What sorts of transaction are caught
The owner of a listed ACV is not prevented from making absolutely any disposal of their land; the only disposals which are subject to the ACV regime are:
- Disposals with vacant possession of the freehold.
- The grant of a lease for 25 years or more.
- The assignment of a lease whose original term was 25 years or more.
- A contract for any of the above.
The Localism Act 2011 excludes certain disposals even if they fall within one of the above categories e.g. gifts are excluded from the ACV regime, as are distributions by personal representatives.
Who can nominate something to be an ACV
A parish council in England (or community council in Wales) can nominate something to be an ACV, as can a voluntary or community body with a local connection.
Who can bid to purchase an ACV
Bids can be made by a parish council in England (or a community council in Wales), a charity with a local connection, a company limited by guarantee which has a local connection, or a community interest company with a local connection.
Reviews and appeals
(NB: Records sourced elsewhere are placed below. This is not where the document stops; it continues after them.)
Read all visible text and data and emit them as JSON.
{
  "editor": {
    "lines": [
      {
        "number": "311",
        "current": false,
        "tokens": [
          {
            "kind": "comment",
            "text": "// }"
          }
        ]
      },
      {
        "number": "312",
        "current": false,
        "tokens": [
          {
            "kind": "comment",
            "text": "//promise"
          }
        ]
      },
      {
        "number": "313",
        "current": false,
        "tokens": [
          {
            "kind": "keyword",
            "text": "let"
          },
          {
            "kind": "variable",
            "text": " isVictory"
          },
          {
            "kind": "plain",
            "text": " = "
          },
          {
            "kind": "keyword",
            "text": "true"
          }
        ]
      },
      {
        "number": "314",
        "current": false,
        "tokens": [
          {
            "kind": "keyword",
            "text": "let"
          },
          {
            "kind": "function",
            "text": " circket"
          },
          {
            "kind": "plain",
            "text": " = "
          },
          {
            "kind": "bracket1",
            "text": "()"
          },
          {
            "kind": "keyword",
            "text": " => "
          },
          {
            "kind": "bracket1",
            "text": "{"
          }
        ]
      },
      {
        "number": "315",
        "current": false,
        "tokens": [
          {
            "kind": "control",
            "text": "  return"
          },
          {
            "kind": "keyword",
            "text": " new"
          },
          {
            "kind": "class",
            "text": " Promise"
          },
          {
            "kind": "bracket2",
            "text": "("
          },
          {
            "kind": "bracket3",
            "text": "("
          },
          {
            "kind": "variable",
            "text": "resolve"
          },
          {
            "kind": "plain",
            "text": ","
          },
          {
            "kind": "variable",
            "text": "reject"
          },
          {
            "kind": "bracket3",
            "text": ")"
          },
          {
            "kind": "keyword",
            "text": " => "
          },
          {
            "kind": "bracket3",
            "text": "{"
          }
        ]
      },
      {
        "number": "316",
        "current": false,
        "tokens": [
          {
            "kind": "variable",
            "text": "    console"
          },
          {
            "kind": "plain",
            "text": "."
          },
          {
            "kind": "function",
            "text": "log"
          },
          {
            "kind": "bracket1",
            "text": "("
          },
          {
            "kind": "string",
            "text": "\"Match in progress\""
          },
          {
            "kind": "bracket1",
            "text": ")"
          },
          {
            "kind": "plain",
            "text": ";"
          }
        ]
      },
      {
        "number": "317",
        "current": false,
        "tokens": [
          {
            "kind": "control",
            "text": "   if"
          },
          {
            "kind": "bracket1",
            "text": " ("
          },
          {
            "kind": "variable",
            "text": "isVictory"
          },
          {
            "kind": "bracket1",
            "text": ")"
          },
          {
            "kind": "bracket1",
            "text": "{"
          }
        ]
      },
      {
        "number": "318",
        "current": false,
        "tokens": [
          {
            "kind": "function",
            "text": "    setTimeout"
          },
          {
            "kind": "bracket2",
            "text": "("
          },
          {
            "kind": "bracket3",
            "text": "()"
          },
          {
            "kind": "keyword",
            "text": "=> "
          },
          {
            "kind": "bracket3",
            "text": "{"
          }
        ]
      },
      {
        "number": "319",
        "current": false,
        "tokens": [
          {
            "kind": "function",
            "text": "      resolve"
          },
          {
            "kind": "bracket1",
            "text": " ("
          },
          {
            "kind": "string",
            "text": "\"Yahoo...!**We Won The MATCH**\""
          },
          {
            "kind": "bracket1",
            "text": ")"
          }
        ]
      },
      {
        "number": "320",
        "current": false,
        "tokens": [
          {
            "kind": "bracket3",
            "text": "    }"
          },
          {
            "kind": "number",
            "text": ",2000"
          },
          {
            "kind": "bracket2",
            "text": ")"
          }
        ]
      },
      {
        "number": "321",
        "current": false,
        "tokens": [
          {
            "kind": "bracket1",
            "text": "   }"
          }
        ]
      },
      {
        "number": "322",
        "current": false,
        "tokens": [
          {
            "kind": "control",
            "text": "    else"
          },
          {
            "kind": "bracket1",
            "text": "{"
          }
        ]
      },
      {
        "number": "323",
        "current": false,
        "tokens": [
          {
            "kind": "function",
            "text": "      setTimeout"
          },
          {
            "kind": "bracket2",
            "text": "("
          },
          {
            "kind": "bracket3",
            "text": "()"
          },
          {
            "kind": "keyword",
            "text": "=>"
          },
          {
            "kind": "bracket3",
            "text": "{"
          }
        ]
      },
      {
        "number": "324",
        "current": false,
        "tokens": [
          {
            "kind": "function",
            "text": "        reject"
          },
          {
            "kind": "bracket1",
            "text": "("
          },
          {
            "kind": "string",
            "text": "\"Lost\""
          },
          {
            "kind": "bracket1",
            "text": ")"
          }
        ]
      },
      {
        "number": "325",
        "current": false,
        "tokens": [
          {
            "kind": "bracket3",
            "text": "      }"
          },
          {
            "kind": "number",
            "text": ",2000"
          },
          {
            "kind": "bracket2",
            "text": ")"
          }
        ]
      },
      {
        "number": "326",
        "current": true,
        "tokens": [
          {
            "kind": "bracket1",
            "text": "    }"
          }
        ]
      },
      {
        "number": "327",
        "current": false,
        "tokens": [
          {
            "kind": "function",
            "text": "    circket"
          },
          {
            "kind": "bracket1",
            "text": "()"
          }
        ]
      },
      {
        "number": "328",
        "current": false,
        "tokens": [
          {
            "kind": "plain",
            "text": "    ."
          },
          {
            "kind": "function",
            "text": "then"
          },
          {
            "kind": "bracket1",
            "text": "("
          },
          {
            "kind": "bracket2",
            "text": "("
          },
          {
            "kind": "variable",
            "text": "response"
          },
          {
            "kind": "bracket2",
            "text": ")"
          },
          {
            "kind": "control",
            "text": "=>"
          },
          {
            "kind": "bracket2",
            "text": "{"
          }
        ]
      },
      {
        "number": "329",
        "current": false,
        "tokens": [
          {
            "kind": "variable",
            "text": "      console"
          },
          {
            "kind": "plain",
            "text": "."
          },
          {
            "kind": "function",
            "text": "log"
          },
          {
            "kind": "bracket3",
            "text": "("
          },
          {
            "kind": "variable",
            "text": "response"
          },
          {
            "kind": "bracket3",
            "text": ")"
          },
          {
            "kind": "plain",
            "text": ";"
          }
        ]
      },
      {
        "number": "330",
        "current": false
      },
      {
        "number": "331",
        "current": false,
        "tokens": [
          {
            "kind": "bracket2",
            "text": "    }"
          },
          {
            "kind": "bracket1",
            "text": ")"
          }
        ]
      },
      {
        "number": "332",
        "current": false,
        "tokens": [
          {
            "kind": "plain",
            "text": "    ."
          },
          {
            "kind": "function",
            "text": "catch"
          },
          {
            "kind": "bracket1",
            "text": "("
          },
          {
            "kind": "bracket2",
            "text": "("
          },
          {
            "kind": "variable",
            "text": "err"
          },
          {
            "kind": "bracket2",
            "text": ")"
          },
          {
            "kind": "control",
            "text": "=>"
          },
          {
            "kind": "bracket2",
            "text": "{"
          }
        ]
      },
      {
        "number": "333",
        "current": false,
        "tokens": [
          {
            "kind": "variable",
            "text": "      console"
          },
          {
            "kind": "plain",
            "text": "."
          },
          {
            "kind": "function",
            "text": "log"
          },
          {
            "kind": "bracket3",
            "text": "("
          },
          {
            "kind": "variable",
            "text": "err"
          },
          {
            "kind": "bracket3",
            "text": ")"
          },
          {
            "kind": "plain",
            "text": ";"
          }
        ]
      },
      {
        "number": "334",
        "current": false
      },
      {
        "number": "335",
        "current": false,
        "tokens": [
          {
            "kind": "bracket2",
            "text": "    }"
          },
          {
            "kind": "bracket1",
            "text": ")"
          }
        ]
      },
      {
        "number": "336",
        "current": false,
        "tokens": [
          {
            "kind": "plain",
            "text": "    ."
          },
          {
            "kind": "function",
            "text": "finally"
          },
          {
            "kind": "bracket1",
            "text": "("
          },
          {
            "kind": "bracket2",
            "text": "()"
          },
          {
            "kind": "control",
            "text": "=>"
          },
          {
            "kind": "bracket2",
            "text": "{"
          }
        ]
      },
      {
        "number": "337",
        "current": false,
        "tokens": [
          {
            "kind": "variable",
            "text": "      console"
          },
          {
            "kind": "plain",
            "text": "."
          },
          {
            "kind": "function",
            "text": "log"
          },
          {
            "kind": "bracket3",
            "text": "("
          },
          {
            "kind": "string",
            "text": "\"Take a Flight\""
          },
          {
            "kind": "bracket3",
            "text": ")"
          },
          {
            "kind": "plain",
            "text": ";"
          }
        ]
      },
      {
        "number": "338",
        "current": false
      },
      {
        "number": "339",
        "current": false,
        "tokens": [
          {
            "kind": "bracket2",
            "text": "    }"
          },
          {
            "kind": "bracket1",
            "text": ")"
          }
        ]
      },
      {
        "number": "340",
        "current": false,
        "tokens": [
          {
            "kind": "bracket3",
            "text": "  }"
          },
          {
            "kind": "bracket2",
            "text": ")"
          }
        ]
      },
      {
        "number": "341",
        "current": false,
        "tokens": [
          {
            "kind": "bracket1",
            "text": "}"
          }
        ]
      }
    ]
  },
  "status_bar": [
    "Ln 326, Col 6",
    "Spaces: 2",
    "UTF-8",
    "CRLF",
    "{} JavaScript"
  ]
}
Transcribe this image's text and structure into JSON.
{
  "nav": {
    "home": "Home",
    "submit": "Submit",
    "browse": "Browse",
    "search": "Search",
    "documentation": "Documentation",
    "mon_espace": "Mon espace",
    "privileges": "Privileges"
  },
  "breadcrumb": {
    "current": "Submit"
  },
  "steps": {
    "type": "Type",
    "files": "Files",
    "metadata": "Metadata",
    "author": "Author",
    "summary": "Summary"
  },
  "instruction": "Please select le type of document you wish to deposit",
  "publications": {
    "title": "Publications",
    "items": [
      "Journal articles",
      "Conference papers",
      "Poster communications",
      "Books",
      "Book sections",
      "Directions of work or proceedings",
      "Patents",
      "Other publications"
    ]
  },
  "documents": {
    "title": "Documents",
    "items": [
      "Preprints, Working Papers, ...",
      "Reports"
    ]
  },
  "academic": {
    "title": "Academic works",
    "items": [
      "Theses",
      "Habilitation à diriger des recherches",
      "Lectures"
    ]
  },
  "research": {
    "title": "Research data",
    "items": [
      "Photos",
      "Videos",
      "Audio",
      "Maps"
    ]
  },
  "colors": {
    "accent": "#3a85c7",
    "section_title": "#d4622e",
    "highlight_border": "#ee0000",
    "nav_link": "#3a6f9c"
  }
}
As can be seen, the listing of something as an ACV limits the owner’s ability to dispose of it. Aggrieved owners have 28 days to request a review of the local authority’s decision. If they are unhappy with the outcome of the review, they can appeal to the First Tier Tribunal (General Regulatory Chamber) which will conduct a rehearing of the decision to list the property as an ACV.
Where a local authority refuses the request of a local group to register a piece of property as an ACV, there is no mechanism in the legislation for a review or appeal of that decision. It would appear that the only remedy is to seek judicial review of the decision.
Watch this space: changes ahead
The House of Commons Communities and Local Government Select Committee has made a number of recommendations for changes to the ACV regime, including:
- Extending the moratorium period from six months to nine months (intended to give a greater opportunity to more disadvantaged communities where organising a bid may take longer).
- Giving a right of appeal to local groups whose request for property to be listed as an ACV is refused.
- Making more funding available to assist local community groups with bids for ACVs.
The special case of pubs
Drinking establishments enjoy special protection under the law: if a drinking establishment is listed as an ACV, it cannot be demolished or have its use changed.
The Town and Country Planning (General Permitted Development) (Amendment) (England) Order 2015 (“the 2015 Order”) provides a blanket approval for certain works and changes of use for property. This blanket approval is known as the Permitted Development Rights regime. Drinking establishments which have been listed as an ACV are specifically excluded from the regime.
However even if a drinking establishment is not listed as an ACV, any developer is legally required under the 2015 Order (which came into force on 16 April 2015) to contact the local authority to find out whether the establishment has been nominated to be an ACV. The developer cannot carry out any works for 56 days following their contact with the local authority.
It was this latter procedure that the developers who bulldozed The Carlton Tavern failed to go through (under the predecessor to the 2015 Order: a statutory instrument which came into force on 6 April 2015 and was repealed by the 2015 Order 10 days later). Their mistake has proven extremely costly, with the developers being ordered to rebuild the demolished pub in its entirety.
The fast-changing nature of the law on ACVs makes it a tricky area to navigate and it looks like further change is not far in the future. But by keeping a careful eye on the latest legislative developments, property professionals can avoid falling foul of the rules and joining The Carlton Tavern as a well-publicised example of what happens when property developers get it wrong.